  5. ^ "Advice on the Australian Bureau of Statistics Population and Housing Census 2021". Australian Government Department of Foreign Affairs and Trade. 24 March 2021. Archived from the original on 6 October 2022. Retrieved 6 October 2022.
  6. ^ "Valuing the Australian Census" (PDF). Australian Bureau of Statistics. Lateral Economics. 27 August 2019. Archived (PDF) from the original on 25 September 2019. Retrieved 7 November 2020.
  7. ^ "Census Time Capsule". Australian Bureau of Statistics. 20 August 2015. Archived from the original on 8 September 2015. Retrieved 7 November 2020.
  8. ^ "Welcome to the 2020 Census Test". Australian Bureau of Statistics. Archived from the original on 24 June 2020. Retrieved 7 November 2020.
  9. ^ a b "Review of 2021 Census topics". Australian Bureau of Statistics. Archived from the original on 27 February 2018. Retrieved 7 November 2020.
  10. ^ "Review of 2021 Census Topics". ABS Consultation Hub. 14 November 2018. Archived from the original on 3 April 2018. Retrieved 7 November 2020.
  11. ^ "Sourcing the 2021 Census Digital Service". Australian Bureau of Statistics.
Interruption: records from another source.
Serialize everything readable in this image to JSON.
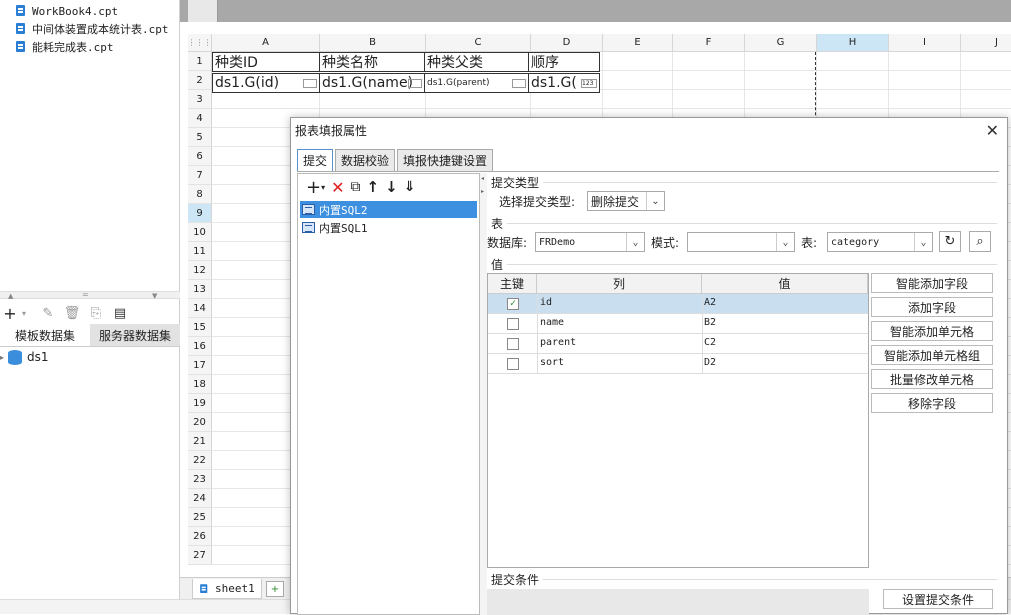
{
  "left_panel": {
    "files": [
      "WorkBook4.cpt",
      "中间体装置成本统计表.cpt",
      "能耗完成表.cpt"
    ],
    "dataset_tabs": [
      "模板数据集",
      "服务器数据集"
    ],
    "dataset_nodes": [
      "ds1"
    ],
    "toolbar_icons": [
      "add-icon",
      "edit-icon",
      "delete-icon",
      "preview-icon",
      "params-icon"
    ]
  },
  "sheet": {
    "columns": [
      "A",
      "B",
      "C",
      "D",
      "E",
      "F",
      "G",
      "H",
      "I",
      "J"
    ],
    "selected_column": "H",
    "selected_row": "9",
    "rows": [
      "1",
      "2",
      "3",
      "4",
      "5",
      "6",
      "7",
      "8",
      "9",
      "10",
      "11",
      "12",
      "13",
      "14",
      "15",
      "16",
      "17",
      "18",
      "19",
      "20",
      "21",
      "22",
      "23",
      "24",
      "25",
      "26",
      "27"
    ],
    "header_cells": [
      "种类ID",
      "种类名称",
      "种类父类",
      "顺序"
    ],
    "data_cells": [
      "ds1.G(id)",
      "ds1.G(name)",
      "ds1.G(parent)",
      "ds1.G("
    ],
    "sheet_tab": "sheet1"
  },
  "dialog": {
    "title": "报表填报属性",
    "tabs": [
      "提交",
      "数据校验",
      "填报快捷键设置"
    ],
    "submit_items": [
      "内置SQL2",
      "内置SQL1"
    ],
    "section_submit_type": "提交类型",
    "submit_type_label": "选择提交类型:",
    "submit_type_value": "删除提交",
    "section_table": "表",
    "db_label": "数据库:",
    "db_value": "FRDemo",
    "schema_label": "模式:",
    "schema_value": "",
    "table_label": "表:",
    "table_value": "category",
    "section_value": "值",
    "columns_header": [
      "主键",
      "列",
      "值"
    ],
    "rows": [
      {
        "key": true,
        "col": "id",
        "val": "A2"
      },
      {
        "key": false,
        "col": "name",
        "val": "B2"
      },
      {
        "key": false,
        "col": "parent",
        "val": "C2"
      },
      {
        "key": false,
        "col": "sort",
        "val": "D2"
      }
    ],
    "buttons": [
      "智能添加字段",
      "添加字段",
      "智能添加单元格",
      "智能添加单元格组",
      "批量修改单元格",
      "移除字段"
    ],
    "section_condition": "提交条件",
    "set_condition_button": "设置提交条件"
  }
}
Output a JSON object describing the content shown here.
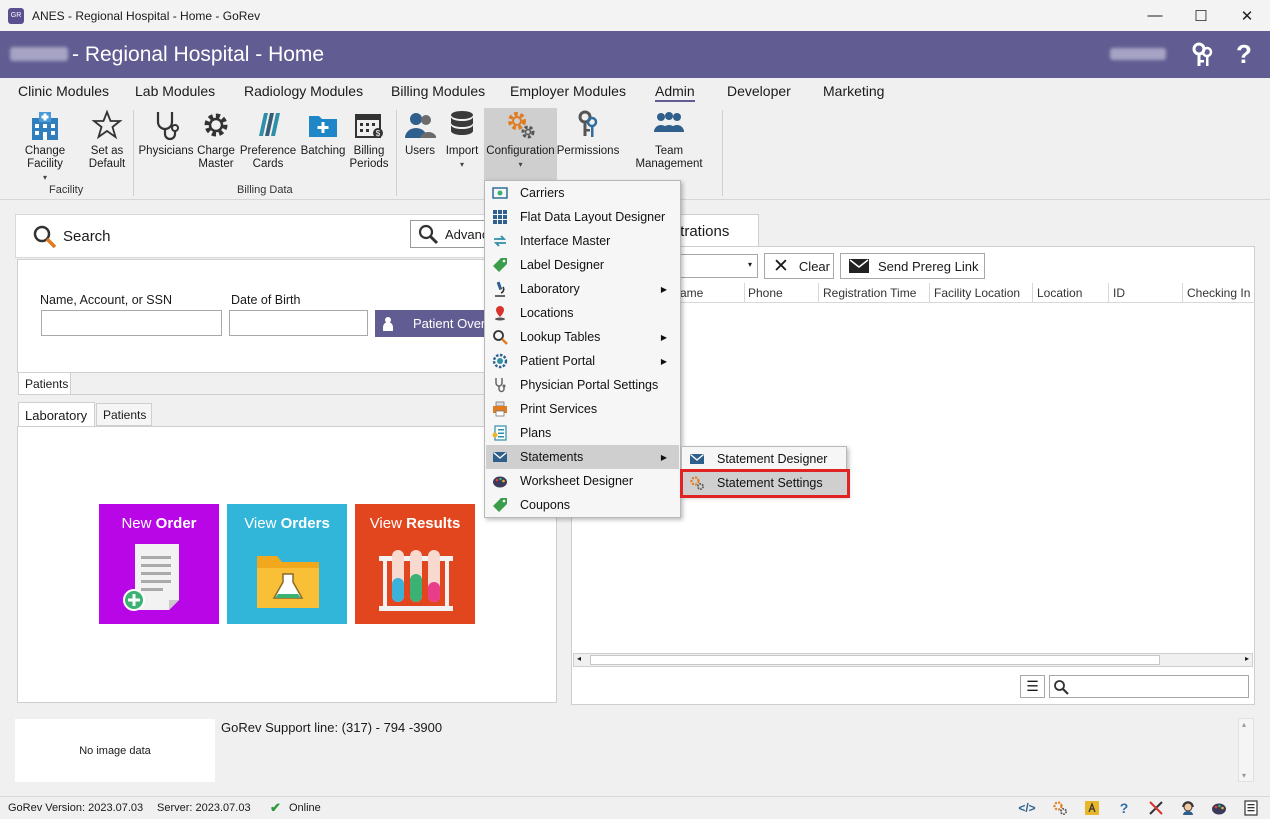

Archived from the original on 25 September 2018. Retrieved 7 November 2020.
  12. ^ "Population: Census Information on sex and age". abs.gov.au. 28 June 2022. Retrieved 13 August 2022.
  13. ^ "Christmas Island 2021 Census All persons QuickStats". abs.gov.au. 28 June 2022. Retrieved 13 August 2022.
  14. ^ "Norfolk Island 2021 Census All persons QuickStats". abs.gov.au. 28 June 2022. Retrieved 13 August 2022.
  15. ^ "Jervis Bay 2021 Census All persons QuickStats". abs.gov.au. 28 June 2022. Retrieved 13 August 2022.
  16. ^ a b "Cultural diversity: Census Information on country of birth, year of arrival, ancestry, language and religion". Australian Bureau of Statistics. 28 June 2022. Retrieved 11 August 2022.